◆ **TASK OBJECTIVE**: Within the listing below, show every line that contains the word "wearing".

◆ **SOURCE DATA**:
*** Begin section ***
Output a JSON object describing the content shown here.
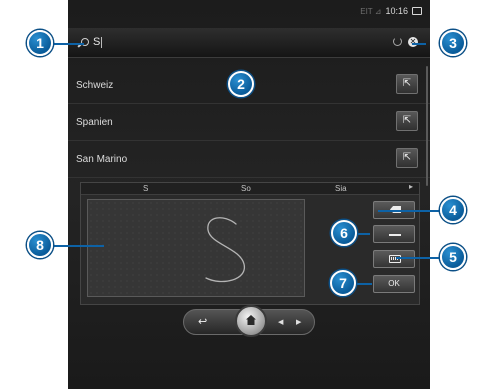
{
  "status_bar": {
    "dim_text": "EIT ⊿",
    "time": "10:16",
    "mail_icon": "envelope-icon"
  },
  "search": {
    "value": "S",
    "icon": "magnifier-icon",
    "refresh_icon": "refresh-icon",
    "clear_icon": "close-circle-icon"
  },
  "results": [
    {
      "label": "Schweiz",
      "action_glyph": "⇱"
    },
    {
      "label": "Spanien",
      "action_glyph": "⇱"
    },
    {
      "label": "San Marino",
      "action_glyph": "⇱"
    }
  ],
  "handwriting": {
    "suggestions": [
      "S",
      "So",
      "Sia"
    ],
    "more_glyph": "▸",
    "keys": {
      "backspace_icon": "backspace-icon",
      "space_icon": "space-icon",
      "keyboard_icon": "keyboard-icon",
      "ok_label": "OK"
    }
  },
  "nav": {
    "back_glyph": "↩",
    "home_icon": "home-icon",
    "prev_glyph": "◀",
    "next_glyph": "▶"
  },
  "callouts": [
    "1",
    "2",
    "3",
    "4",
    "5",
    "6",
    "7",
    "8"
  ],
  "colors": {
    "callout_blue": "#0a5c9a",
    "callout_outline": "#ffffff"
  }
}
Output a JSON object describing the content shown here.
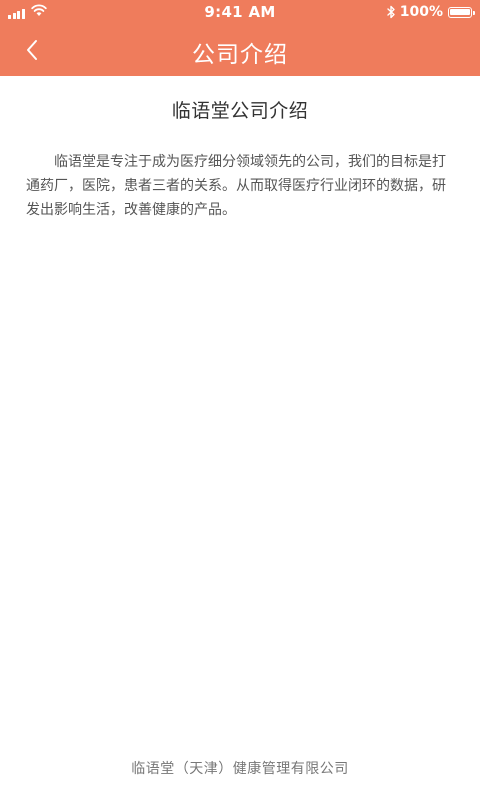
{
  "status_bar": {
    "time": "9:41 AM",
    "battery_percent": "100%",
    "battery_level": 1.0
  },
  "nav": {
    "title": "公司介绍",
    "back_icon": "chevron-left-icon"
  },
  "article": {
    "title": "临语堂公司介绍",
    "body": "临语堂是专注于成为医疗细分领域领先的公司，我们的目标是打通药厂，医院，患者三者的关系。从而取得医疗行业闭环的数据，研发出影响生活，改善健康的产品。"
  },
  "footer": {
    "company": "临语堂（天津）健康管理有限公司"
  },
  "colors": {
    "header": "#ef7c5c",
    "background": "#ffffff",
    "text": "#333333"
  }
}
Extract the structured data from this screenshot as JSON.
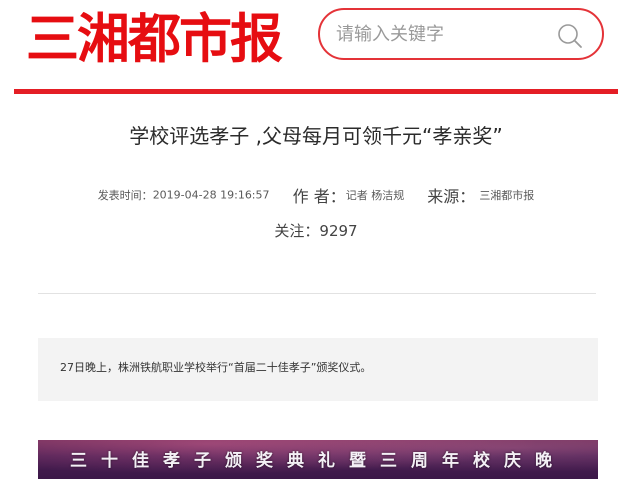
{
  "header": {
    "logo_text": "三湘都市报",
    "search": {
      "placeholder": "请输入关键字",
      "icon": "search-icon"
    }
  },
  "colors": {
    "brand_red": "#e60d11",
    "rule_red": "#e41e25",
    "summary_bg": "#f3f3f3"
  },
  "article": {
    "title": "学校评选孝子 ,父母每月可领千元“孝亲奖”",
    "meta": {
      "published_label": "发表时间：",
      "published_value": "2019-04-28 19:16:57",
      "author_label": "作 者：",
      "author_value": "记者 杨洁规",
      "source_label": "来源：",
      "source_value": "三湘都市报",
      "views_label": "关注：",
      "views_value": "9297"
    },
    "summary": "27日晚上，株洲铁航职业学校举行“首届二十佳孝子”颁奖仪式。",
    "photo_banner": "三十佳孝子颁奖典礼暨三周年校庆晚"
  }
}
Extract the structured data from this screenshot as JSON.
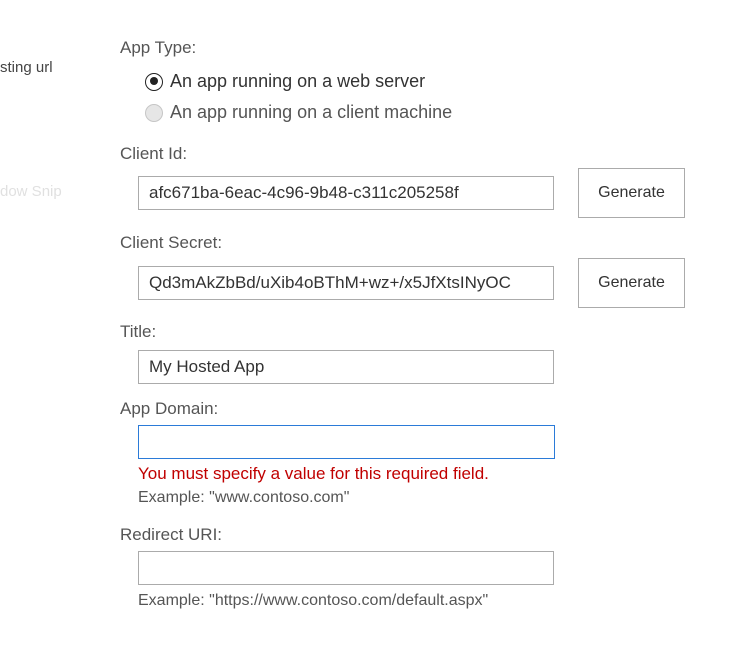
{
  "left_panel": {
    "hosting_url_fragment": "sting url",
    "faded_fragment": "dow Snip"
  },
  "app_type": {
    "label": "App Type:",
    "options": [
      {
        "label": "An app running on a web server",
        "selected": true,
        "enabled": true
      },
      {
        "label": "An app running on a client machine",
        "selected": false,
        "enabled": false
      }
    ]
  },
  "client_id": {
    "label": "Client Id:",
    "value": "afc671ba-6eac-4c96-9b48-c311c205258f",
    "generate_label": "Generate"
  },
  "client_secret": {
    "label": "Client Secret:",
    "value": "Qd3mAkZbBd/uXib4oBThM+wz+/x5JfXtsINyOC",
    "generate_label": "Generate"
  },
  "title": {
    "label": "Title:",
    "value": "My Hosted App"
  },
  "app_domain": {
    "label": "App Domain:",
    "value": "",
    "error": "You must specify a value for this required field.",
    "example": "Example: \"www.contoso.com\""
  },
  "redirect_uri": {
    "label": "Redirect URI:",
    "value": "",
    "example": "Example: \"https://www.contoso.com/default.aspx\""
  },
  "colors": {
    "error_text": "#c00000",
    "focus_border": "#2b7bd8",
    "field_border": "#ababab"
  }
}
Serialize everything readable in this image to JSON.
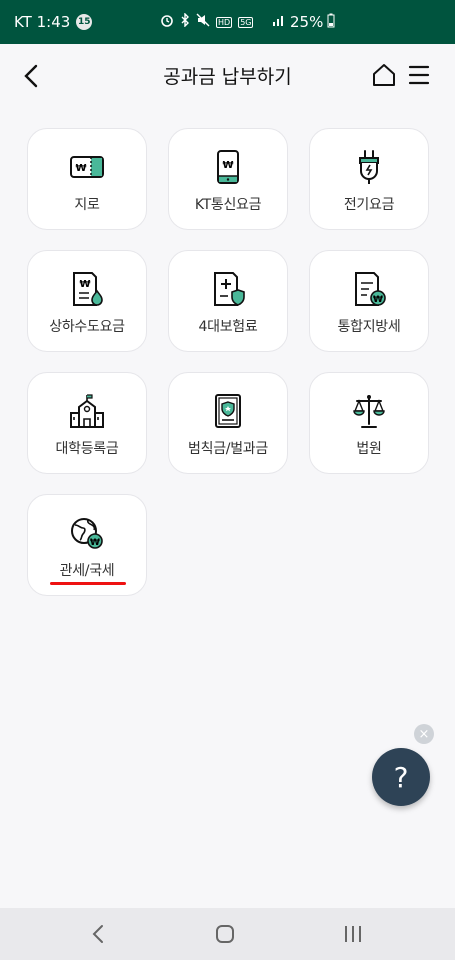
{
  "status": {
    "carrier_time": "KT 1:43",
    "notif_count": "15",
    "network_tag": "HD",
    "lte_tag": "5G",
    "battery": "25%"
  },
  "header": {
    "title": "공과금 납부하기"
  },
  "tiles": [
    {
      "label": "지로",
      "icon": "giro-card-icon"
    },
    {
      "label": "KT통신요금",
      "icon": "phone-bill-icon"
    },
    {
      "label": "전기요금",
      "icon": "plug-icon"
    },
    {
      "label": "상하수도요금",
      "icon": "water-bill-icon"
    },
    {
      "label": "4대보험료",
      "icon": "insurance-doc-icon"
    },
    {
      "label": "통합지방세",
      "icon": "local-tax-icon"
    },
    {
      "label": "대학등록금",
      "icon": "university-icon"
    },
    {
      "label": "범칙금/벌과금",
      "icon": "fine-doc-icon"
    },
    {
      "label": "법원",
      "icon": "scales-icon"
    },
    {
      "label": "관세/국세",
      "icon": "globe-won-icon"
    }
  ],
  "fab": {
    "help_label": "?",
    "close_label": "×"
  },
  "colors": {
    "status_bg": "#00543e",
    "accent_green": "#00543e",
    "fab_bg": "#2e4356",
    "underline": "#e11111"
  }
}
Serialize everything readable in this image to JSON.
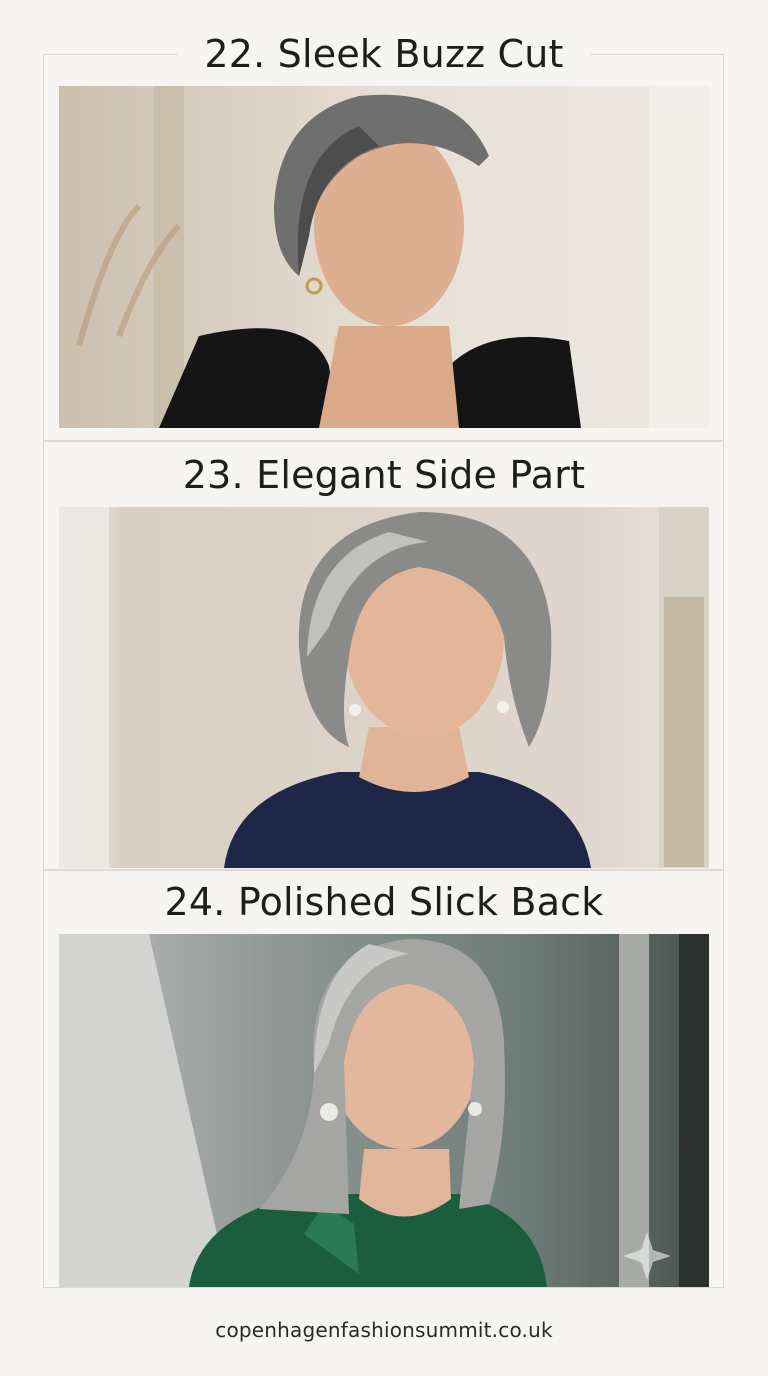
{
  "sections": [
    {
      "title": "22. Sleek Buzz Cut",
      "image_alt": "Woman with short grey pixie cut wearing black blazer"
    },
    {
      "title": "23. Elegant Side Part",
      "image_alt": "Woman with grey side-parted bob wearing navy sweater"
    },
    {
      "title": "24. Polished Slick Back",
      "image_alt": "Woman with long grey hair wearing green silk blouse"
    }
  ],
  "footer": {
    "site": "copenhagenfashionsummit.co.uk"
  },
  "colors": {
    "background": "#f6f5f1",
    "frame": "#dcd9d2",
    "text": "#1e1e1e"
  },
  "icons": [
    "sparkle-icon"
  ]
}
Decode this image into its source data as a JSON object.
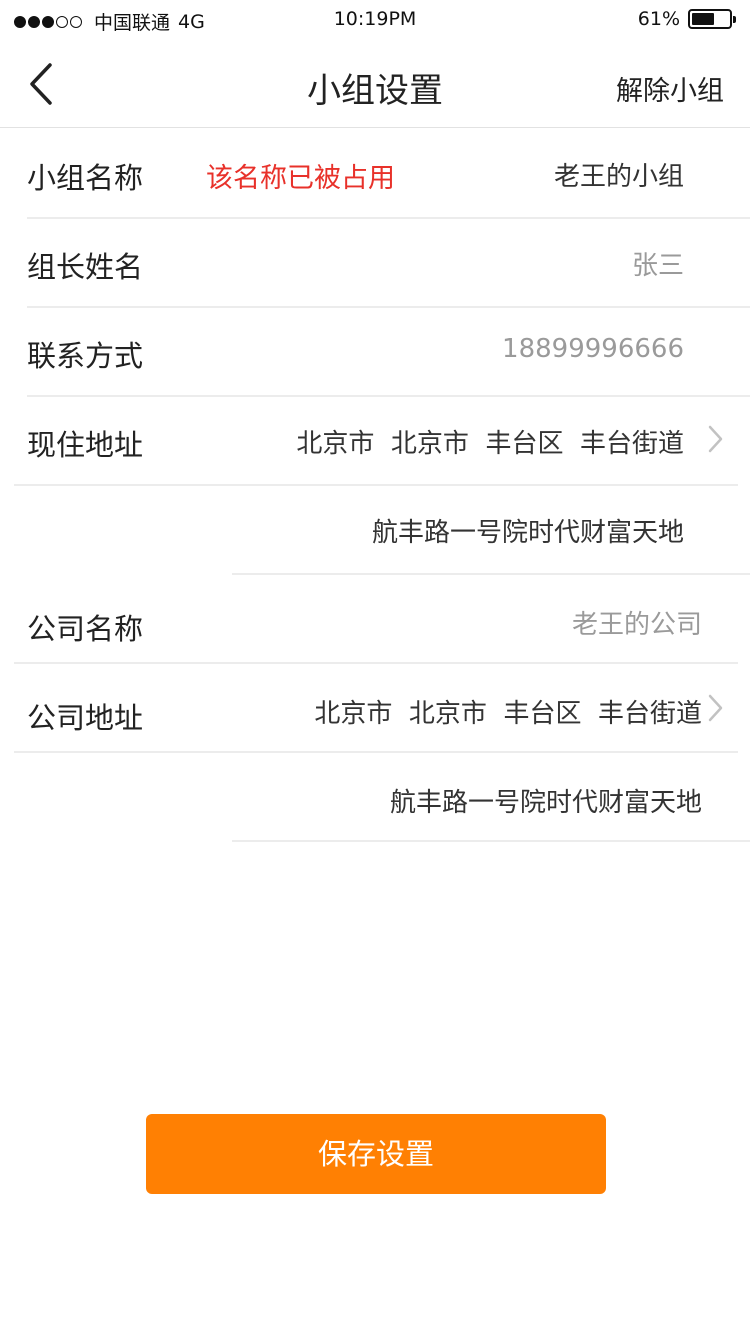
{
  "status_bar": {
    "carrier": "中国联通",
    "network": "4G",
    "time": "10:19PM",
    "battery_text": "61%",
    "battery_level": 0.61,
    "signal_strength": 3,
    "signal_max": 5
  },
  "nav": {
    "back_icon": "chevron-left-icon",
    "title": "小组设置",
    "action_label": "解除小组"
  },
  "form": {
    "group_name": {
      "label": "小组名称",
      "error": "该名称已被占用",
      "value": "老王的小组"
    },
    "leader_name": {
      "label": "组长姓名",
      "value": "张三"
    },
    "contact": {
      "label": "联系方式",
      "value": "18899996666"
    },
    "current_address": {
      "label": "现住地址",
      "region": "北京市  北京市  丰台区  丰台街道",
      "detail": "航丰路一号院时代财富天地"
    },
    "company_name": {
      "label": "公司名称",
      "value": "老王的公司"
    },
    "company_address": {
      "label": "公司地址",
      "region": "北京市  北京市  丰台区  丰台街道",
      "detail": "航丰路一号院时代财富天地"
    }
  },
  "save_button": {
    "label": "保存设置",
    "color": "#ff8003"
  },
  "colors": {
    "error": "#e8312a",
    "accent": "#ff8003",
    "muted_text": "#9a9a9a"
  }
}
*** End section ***
◆ **TASK RESULT**:
      "image_alt": "Woman with short grey pixie cut wearing black blazer"
      "image_alt": "Woman with grey side-parted bob wearing navy sweater"
      "image_alt": "Woman with long grey hair wearing green silk blouse"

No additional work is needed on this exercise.